Any adaptations you are making now in your business marketing should be tracked so that you can go back to prior tactics, when needed. For example, if your web marketing budget or campaign keywords have changed to address the current landscape, be ready to re-adjust down the road.
Perhaps now, more than ever, there may be an opportunity to cross-train your employees in all facets of your organization, including your marketing.
Be More Aware of Messaging
Just a word of caution: When in doubt, choose extra sensitivity in sales conversations and marketing messages. Emotions are running high, and you can’t be sure if you’ll unintentionally hit a hot button with language that would have been entirely appropriate three months ago. Why risk it? Care and compassion never go out of style.
A softer selling approach may be in order as we navigate this “new normal.” If you haven’t developed formal buyer personas, do it now. It will help you define your customers’ pain points – they may have changed – so that you can tailor your sales conversations and marketing messages accordingly.
Look for Partnerships
The closely connected ecosystem of a local business community is never more evident than during economic challenges. Small businesses need to stand together and find ways to support their neighbors.
It might make sense to donate expertise, products or services as a gesture of goodwill to the broader community as part of your recovery readiness. You may be able to leverage tactics that are specific to your local market that neighboring businesses are finding useful.
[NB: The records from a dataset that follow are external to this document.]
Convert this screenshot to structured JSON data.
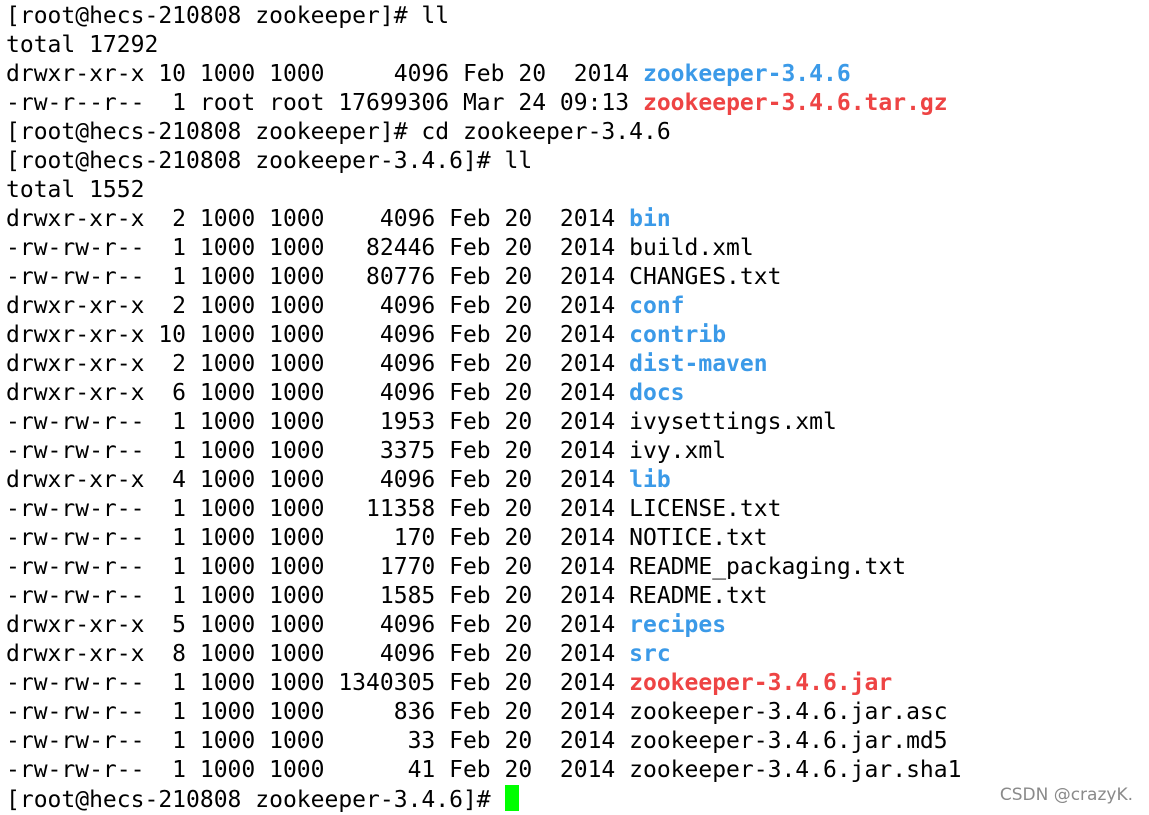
{
  "terminal": {
    "lines": [
      {
        "kind": "prompt",
        "prompt": "[root@hecs-210808 zookeeper]# ",
        "command": "ll"
      },
      {
        "kind": "text",
        "text": "total 17292"
      },
      {
        "kind": "entry",
        "meta": "drwxr-xr-x 10 1000 1000     4096 Feb 20  2014 ",
        "name": "zookeeper-3.4.6",
        "style": "dir"
      },
      {
        "kind": "entry",
        "meta": "-rw-r--r--  1 root root 17699306 Mar 24 09:13 ",
        "name": "zookeeper-3.4.6.tar.gz",
        "style": "archive"
      },
      {
        "kind": "prompt",
        "prompt": "[root@hecs-210808 zookeeper]# ",
        "command": "cd zookeeper-3.4.6"
      },
      {
        "kind": "prompt",
        "prompt": "[root@hecs-210808 zookeeper-3.4.6]# ",
        "command": "ll"
      },
      {
        "kind": "text",
        "text": "total 1552"
      },
      {
        "kind": "entry",
        "meta": "drwxr-xr-x  2 1000 1000    4096 Feb 20  2014 ",
        "name": "bin",
        "style": "dir"
      },
      {
        "kind": "entry",
        "meta": "-rw-rw-r--  1 1000 1000   82446 Feb 20  2014 ",
        "name": "build.xml",
        "style": "file"
      },
      {
        "kind": "entry",
        "meta": "-rw-rw-r--  1 1000 1000   80776 Feb 20  2014 ",
        "name": "CHANGES.txt",
        "style": "file"
      },
      {
        "kind": "entry",
        "meta": "drwxr-xr-x  2 1000 1000    4096 Feb 20  2014 ",
        "name": "conf",
        "style": "dir"
      },
      {
        "kind": "entry",
        "meta": "drwxr-xr-x 10 1000 1000    4096 Feb 20  2014 ",
        "name": "contrib",
        "style": "dir"
      },
      {
        "kind": "entry",
        "meta": "drwxr-xr-x  2 1000 1000    4096 Feb 20  2014 ",
        "name": "dist-maven",
        "style": "dir"
      },
      {
        "kind": "entry",
        "meta": "drwxr-xr-x  6 1000 1000    4096 Feb 20  2014 ",
        "name": "docs",
        "style": "dir"
      },
      {
        "kind": "entry",
        "meta": "-rw-rw-r--  1 1000 1000    1953 Feb 20  2014 ",
        "name": "ivysettings.xml",
        "style": "file"
      },
      {
        "kind": "entry",
        "meta": "-rw-rw-r--  1 1000 1000    3375 Feb 20  2014 ",
        "name": "ivy.xml",
        "style": "file"
      },
      {
        "kind": "entry",
        "meta": "drwxr-xr-x  4 1000 1000    4096 Feb 20  2014 ",
        "name": "lib",
        "style": "dir"
      },
      {
        "kind": "entry",
        "meta": "-rw-rw-r--  1 1000 1000   11358 Feb 20  2014 ",
        "name": "LICENSE.txt",
        "style": "file"
      },
      {
        "kind": "entry",
        "meta": "-rw-rw-r--  1 1000 1000     170 Feb 20  2014 ",
        "name": "NOTICE.txt",
        "style": "file"
      },
      {
        "kind": "entry",
        "meta": "-rw-rw-r--  1 1000 1000    1770 Feb 20  2014 ",
        "name": "README_packaging.txt",
        "style": "file"
      },
      {
        "kind": "entry",
        "meta": "-rw-rw-r--  1 1000 1000    1585 Feb 20  2014 ",
        "name": "README.txt",
        "style": "file"
      },
      {
        "kind": "entry",
        "meta": "drwxr-xr-x  5 1000 1000    4096 Feb 20  2014 ",
        "name": "recipes",
        "style": "dir"
      },
      {
        "kind": "entry",
        "meta": "drwxr-xr-x  8 1000 1000    4096 Feb 20  2014 ",
        "name": "src",
        "style": "dir"
      },
      {
        "kind": "entry",
        "meta": "-rw-rw-r--  1 1000 1000 1340305 Feb 20  2014 ",
        "name": "zookeeper-3.4.6.jar",
        "style": "archive"
      },
      {
        "kind": "entry",
        "meta": "-rw-rw-r--  1 1000 1000     836 Feb 20  2014 ",
        "name": "zookeeper-3.4.6.jar.asc",
        "style": "file"
      },
      {
        "kind": "entry",
        "meta": "-rw-rw-r--  1 1000 1000      33 Feb 20  2014 ",
        "name": "zookeeper-3.4.6.jar.md5",
        "style": "file"
      },
      {
        "kind": "entry",
        "meta": "-rw-rw-r--  1 1000 1000      41 Feb 20  2014 ",
        "name": "zookeeper-3.4.6.jar.sha1",
        "style": "file"
      },
      {
        "kind": "active-prompt",
        "prompt": "[root@hecs-210808 zookeeper-3.4.6]# "
      }
    ]
  },
  "colors": {
    "background": "#ffffff",
    "text": "#000000",
    "directory": "#3b9ae8",
    "archive": "#ee4444",
    "cursor": "#00ff00"
  },
  "watermark": "CSDN @crazyK."
}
A network of like-minded professionals is built-in for our franchise owners. If you don’t have that, seek support from your professional networks. This stuff is hard; there’s no reason to go it alone.
Prepare for the Post-Pandemic
Conducting business face-to-face may be a long way off. Do you offer online ordering? There is no time like the present to make your business more valuable by removing barriers to working with you. And diversifying your services to enable cross-selling, like adding promotional products or branded apparel, will allow you to deliver more solutions to your existing and prospective clients.
There is a bigger picture to be aware of: the economic fallout of COVID-19 may have profoundly changed the trajectory of your business, including your exit strategy plan. If you are looking to sell your company or would benefit from extra support, you might consider joining a franchise.
Be creative. Be nimble. And be ready to ramp up. While it may not return to “business as usual” any time soon or ever, take that as a positive call to action. If we meet today’s challenges head-on, we will be better positioned on the other side.